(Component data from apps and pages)
■ ■ ■ ■

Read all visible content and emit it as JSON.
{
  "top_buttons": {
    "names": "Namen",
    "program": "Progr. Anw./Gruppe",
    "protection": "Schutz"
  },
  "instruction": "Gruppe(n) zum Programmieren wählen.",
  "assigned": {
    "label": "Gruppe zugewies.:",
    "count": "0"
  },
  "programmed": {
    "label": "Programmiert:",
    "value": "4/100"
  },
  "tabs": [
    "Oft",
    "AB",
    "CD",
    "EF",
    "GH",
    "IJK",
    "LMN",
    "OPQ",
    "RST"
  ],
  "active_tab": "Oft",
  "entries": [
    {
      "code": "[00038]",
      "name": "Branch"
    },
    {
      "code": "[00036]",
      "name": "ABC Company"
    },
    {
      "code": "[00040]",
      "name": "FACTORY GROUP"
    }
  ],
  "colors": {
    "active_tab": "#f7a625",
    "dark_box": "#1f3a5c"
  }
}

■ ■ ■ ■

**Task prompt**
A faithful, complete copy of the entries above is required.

**Answer space**
Read all visible content and emit it as JSON.
{
  "top_buttons": {
    "names": "Namen",
    "program": "Progr. Anw./Gruppe",
    "protection": "Schutz"
  },
  "instruction": "Gruppe(n) zum Programmieren wählen.",
  "assigned": {
    "label": "Gruppe zugewies.:",
    "count": "0"
  },
  "programmed": {
    "label": "Programmiert:",
    "value": "4/100"
  },
  "tabs": [
    "Oft",
    "AB",
    "CD",
    "EF",
    "GH",
    "IJK",
    "LMN",
    "OPQ",
    "RST"
  ],
  "active_tab": "Oft",
  "entries": [
    {
      "code": "[00038]",
      "name": "Branch"
    },
    {
      "code": "[00036]",
      "name": "ABC Company"
    },
    {
      "code": "[00040]",
      "name": "FACTORY GROUP"
    }
  ],
  "colors": {
    "active_tab": "#f7a625",
    "dark_box": "#1f3a5c"
  }
}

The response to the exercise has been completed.